_Data for review_
+++

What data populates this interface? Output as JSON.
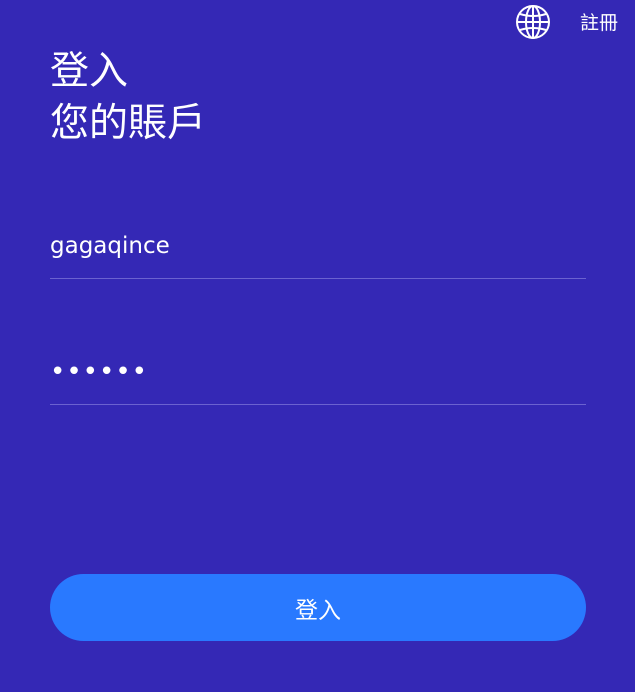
{
  "header": {
    "language_icon": "globe-icon",
    "register_label": "註冊"
  },
  "title": {
    "line1": "登入",
    "line2": "您的賬戶"
  },
  "form": {
    "username_value": "gagaqince",
    "password_value": "••••••",
    "submit_label": "登入"
  },
  "colors": {
    "background": "#3428b5",
    "button": "#2979ff",
    "text": "#ffffff",
    "divider": "#6b62d0"
  }
}
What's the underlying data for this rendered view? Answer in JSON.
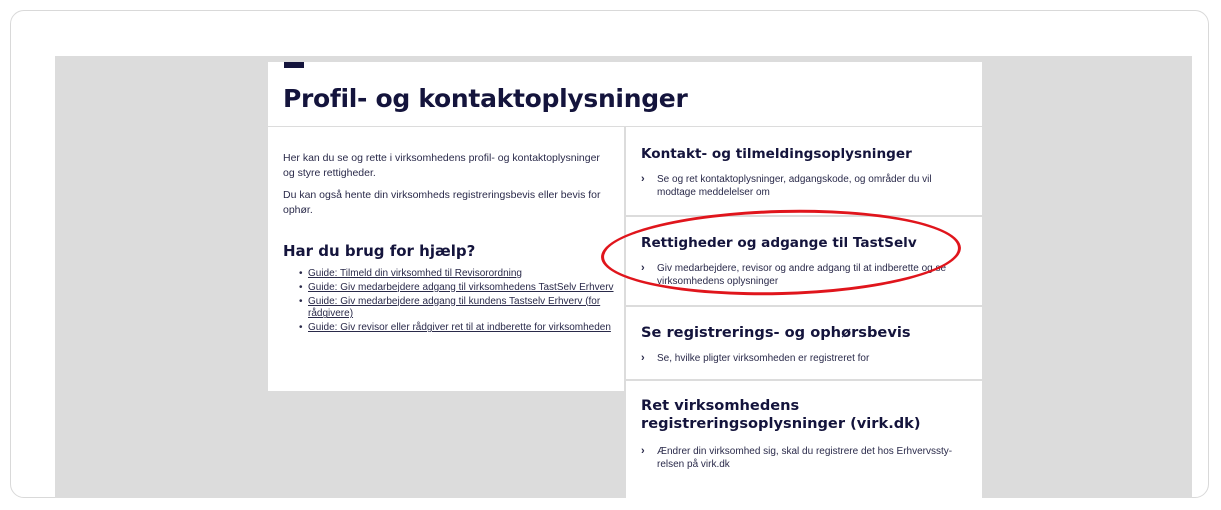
{
  "page": {
    "title": "Profil- og kontaktoplysninger"
  },
  "intro": {
    "paragraph1": "Her kan du se og rette i virksomhedens profil- og kontaktoplysninger og styre rettigheder.",
    "paragraph2": "Du kan også hente din virksomheds registreringsbevis eller bevis for ophør."
  },
  "help": {
    "heading": "Har du brug for hjælp?",
    "links": [
      "Guide: Tilmeld din virksomhed til Revisorordning",
      "Guide: Giv medarbejdere adgang til virksomhedens TastSelv Erhverv",
      "Guide: Giv medarbejdere adgang til kundens Tastselv Erhverv (for rådgivere)",
      "Guide: Giv revisor eller rådgiver ret til at indberette for virksomheden"
    ]
  },
  "cards": [
    {
      "title": "Kontakt- og tilmeldingsoplysninger",
      "description": "Se og ret kontaktoplysninger, adgangskode, og områder du vil modtage meddelelser om"
    },
    {
      "title": "Rettigheder og adgange til TastSelv",
      "description": "Giv medarbejdere, revisor og andre adgang til at indberette og se virksomhedens oplysninger"
    },
    {
      "title": "Se registrerings- og ophørsbevis",
      "description": "Se, hvilke pligter virksomheden er registreret for"
    },
    {
      "title": "Ret virksomhedens registreringsoplysninger (virk.dk)",
      "description": "Ændrer din virksomhed sig, skal du registrere det hos Erhvervssty-relsen på virk.dk"
    }
  ],
  "icons": {
    "chevron": "chevron-right-icon"
  },
  "colors": {
    "brand_navy": "#14143c",
    "highlight_red": "#e0151c",
    "backdrop_gray": "#dcdcdc"
  }
}
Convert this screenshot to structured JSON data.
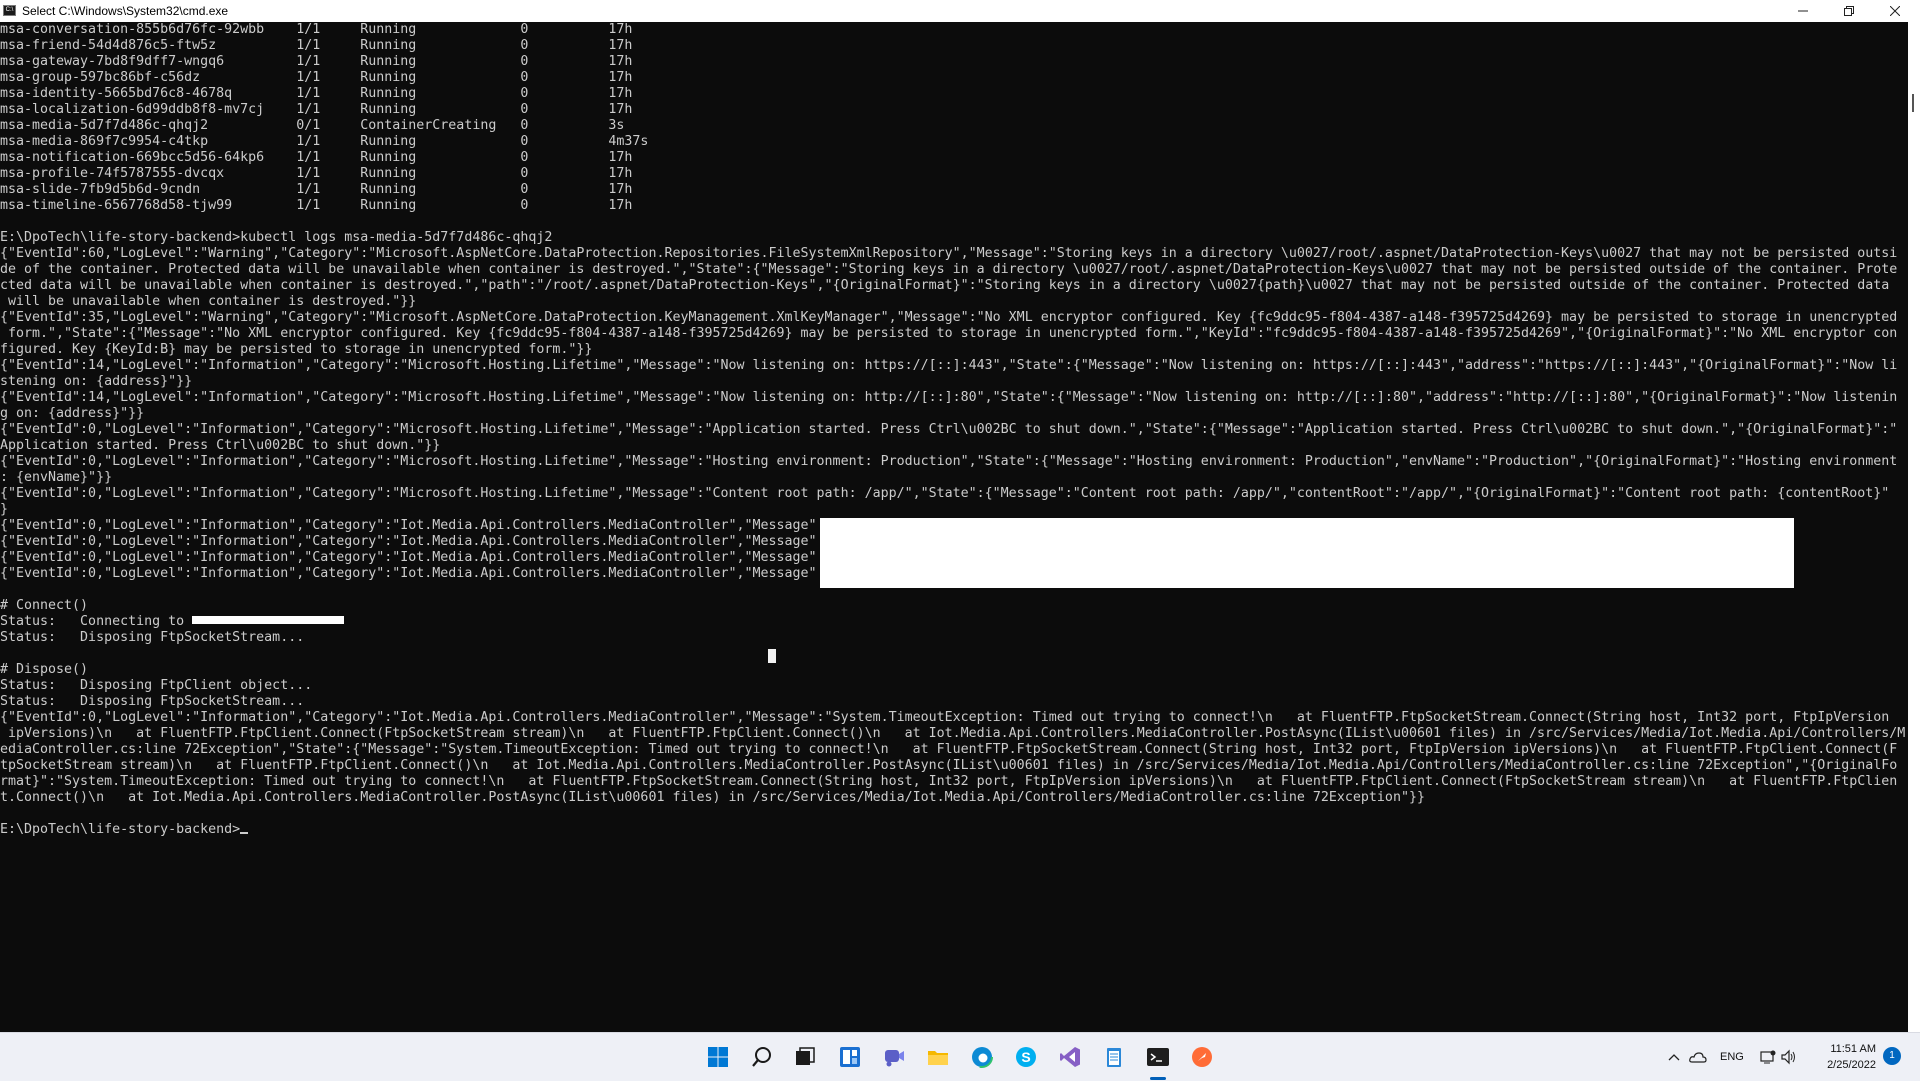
{
  "window": {
    "title": "Select C:\\Windows\\System32\\cmd.exe",
    "icon_label": "C:\\"
  },
  "console": {
    "lines": [
      "msa-conversation-855b6d76fc-92wbb    1/1     Running             0          17h",
      "msa-friend-54d4d876c5-ftw5z          1/1     Running             0          17h",
      "msa-gateway-7bd8f9dff7-wngq6         1/1     Running             0          17h",
      "msa-group-597bc86bf-c56dz            1/1     Running             0          17h",
      "msa-identity-5665bd76c8-4678q        1/1     Running             0          17h",
      "msa-localization-6d99ddb8f8-mv7cj    1/1     Running             0          17h",
      "msa-media-5d7f7d486c-qhqj2           0/1     ContainerCreating   0          3s",
      "msa-media-869f7c9954-c4tkp           1/1     Running             0          4m37s",
      "msa-notification-669bcc5d56-64kp6    1/1     Running             0          17h",
      "msa-profile-74f5787555-dvcqx         1/1     Running             0          17h",
      "msa-slide-7fb9d5b6d-9cndn            1/1     Running             0          17h",
      "msa-timeline-6567768d58-tjw99        1/1     Running             0          17h",
      "",
      "E:\\DpoTech\\life-story-backend>kubectl logs msa-media-5d7f7d486c-qhqj2",
      "{\"EventId\":60,\"LogLevel\":\"Warning\",\"Category\":\"Microsoft.AspNetCore.DataProtection.Repositories.FileSystemXmlRepository\",\"Message\":\"Storing keys in a directory \\u0027/root/.aspnet/DataProtection-Keys\\u0027 that may not be persisted outsi",
      "de of the container. Protected data will be unavailable when container is destroyed.\",\"State\":{\"Message\":\"Storing keys in a directory \\u0027/root/.aspnet/DataProtection-Keys\\u0027 that may not be persisted outside of the container. Prote",
      "cted data will be unavailable when container is destroyed.\",\"path\":\"/root/.aspnet/DataProtection-Keys\",\"{OriginalFormat}\":\"Storing keys in a directory \\u0027{path}\\u0027 that may not be persisted outside of the container. Protected data",
      " will be unavailable when container is destroyed.\"}}",
      "{\"EventId\":35,\"LogLevel\":\"Warning\",\"Category\":\"Microsoft.AspNetCore.DataProtection.KeyManagement.XmlKeyManager\",\"Message\":\"No XML encryptor configured. Key {fc9ddc95-f804-4387-a148-f395725d4269} may be persisted to storage in unencrypted",
      " form.\",\"State\":{\"Message\":\"No XML encryptor configured. Key {fc9ddc95-f804-4387-a148-f395725d4269} may be persisted to storage in unencrypted form.\",\"KeyId\":\"fc9ddc95-f804-4387-a148-f395725d4269\",\"{OriginalFormat}\":\"No XML encryptor con",
      "figured. Key {KeyId:B} may be persisted to storage in unencrypted form.\"}}",
      "{\"EventId\":14,\"LogLevel\":\"Information\",\"Category\":\"Microsoft.Hosting.Lifetime\",\"Message\":\"Now listening on: https://[::]:443\",\"State\":{\"Message\":\"Now listening on: https://[::]:443\",\"address\":\"https://[::]:443\",\"{OriginalFormat}\":\"Now li",
      "stening on: {address}\"}}",
      "{\"EventId\":14,\"LogLevel\":\"Information\",\"Category\":\"Microsoft.Hosting.Lifetime\",\"Message\":\"Now listening on: http://[::]:80\",\"State\":{\"Message\":\"Now listening on: http://[::]:80\",\"address\":\"http://[::]:80\",\"{OriginalFormat}\":\"Now listenin",
      "g on: {address}\"}}",
      "{\"EventId\":0,\"LogLevel\":\"Information\",\"Category\":\"Microsoft.Hosting.Lifetime\",\"Message\":\"Application started. Press Ctrl\\u002BC to shut down.\",\"State\":{\"Message\":\"Application started. Press Ctrl\\u002BC to shut down.\",\"{OriginalFormat}\":\"",
      "Application started. Press Ctrl\\u002BC to shut down.\"}}",
      "{\"EventId\":0,\"LogLevel\":\"Information\",\"Category\":\"Microsoft.Hosting.Lifetime\",\"Message\":\"Hosting environment: Production\",\"State\":{\"Message\":\"Hosting environment: Production\",\"envName\":\"Production\",\"{OriginalFormat}\":\"Hosting environment",
      ": {envName}\"}}",
      "{\"EventId\":0,\"LogLevel\":\"Information\",\"Category\":\"Microsoft.Hosting.Lifetime\",\"Message\":\"Content root path: /app/\",\"State\":{\"Message\":\"Content root path: /app/\",\"contentRoot\":\"/app/\",\"{OriginalFormat}\":\"Content root path: {contentRoot}\"",
      "}",
      "{\"EventId\":0,\"LogLevel\":\"Information\",\"Category\":\"Iot.Media.Api.Controllers.MediaController\",\"Message\"",
      "{\"EventId\":0,\"LogLevel\":\"Information\",\"Category\":\"Iot.Media.Api.Controllers.MediaController\",\"Message\"",
      "{\"EventId\":0,\"LogLevel\":\"Information\",\"Category\":\"Iot.Media.Api.Controllers.MediaController\",\"Message\"",
      "{\"EventId\":0,\"LogLevel\":\"Information\",\"Category\":\"Iot.Media.Api.Controllers.MediaController\",\"Message\"",
      "",
      "# Connect()",
      "Status:   Connecting to ",
      "Status:   Disposing FtpSocketStream...",
      "",
      "# Dispose()",
      "Status:   Disposing FtpClient object...",
      "Status:   Disposing FtpSocketStream...",
      "{\"EventId\":0,\"LogLevel\":\"Information\",\"Category\":\"Iot.Media.Api.Controllers.MediaController\",\"Message\":\"System.TimeoutException: Timed out trying to connect!\\n   at FluentFTP.FtpSocketStream.Connect(String host, Int32 port, FtpIpVersion",
      " ipVersions)\\n   at FluentFTP.FtpClient.Connect(FtpSocketStream stream)\\n   at FluentFTP.FtpClient.Connect()\\n   at Iot.Media.Api.Controllers.MediaController.PostAsync(IList\\u00601 files) in /src/Services/Media/Iot.Media.Api/Controllers/M",
      "ediaController.cs:line 72Exception\",\"State\":{\"Message\":\"System.TimeoutException: Timed out trying to connect!\\n   at FluentFTP.FtpSocketStream.Connect(String host, Int32 port, FtpIpVersion ipVersions)\\n   at FluentFTP.FtpClient.Connect(F",
      "tpSocketStream stream)\\n   at FluentFTP.FtpClient.Connect()\\n   at Iot.Media.Api.Controllers.MediaController.PostAsync(IList\\u00601 files) in /src/Services/Media/Iot.Media.Api/Controllers/MediaController.cs:line 72Exception\",\"{OriginalFo",
      "rmat}\":\"System.TimeoutException: Timed out trying to connect!\\n   at FluentFTP.FtpSocketStream.Connect(String host, Int32 port, FtpIpVersion ipVersions)\\n   at FluentFTP.FtpClient.Connect(FtpSocketStream stream)\\n   at FluentFTP.FtpClien",
      "t.Connect()\\n   at Iot.Media.Api.Controllers.MediaController.PostAsync(IList\\u00601 files) in /src/Services/Media/Iot.Media.Api/Controllers/MediaController.cs:line 72Exception\"}}",
      "",
      "E:\\DpoTech\\life-story-backend>"
    ]
  },
  "taskbar": {
    "apps": [
      {
        "name": "start-icon"
      },
      {
        "name": "search-icon"
      },
      {
        "name": "task-view-icon"
      },
      {
        "name": "widgets-icon"
      },
      {
        "name": "chat-icon"
      },
      {
        "name": "file-explorer-icon"
      },
      {
        "name": "edge-icon"
      },
      {
        "name": "skype-icon"
      },
      {
        "name": "visual-studio-icon"
      },
      {
        "name": "notepad-icon"
      },
      {
        "name": "terminal-icon"
      },
      {
        "name": "postman-icon"
      }
    ],
    "tray": {
      "language": "ENG",
      "time": "11:51 AM",
      "date": "2/25/2022",
      "notification_count": "1"
    }
  }
}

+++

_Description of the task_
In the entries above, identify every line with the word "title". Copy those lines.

_Task output_
  "title": {
    "title": "Profil- og kontaktoplysninger"
      "title": "Kontakt- og tilmeldingsoplysninger",
      "title": "Rettigheder og adgange til TastSelv",
      "title": "Se registrerings- og ophørsbevis",
      "title": "Ret virksomhedens registreringsoplysninger (virk.dk)",
    "title": "Select C:\\Windows\\System32\\cmd.exe",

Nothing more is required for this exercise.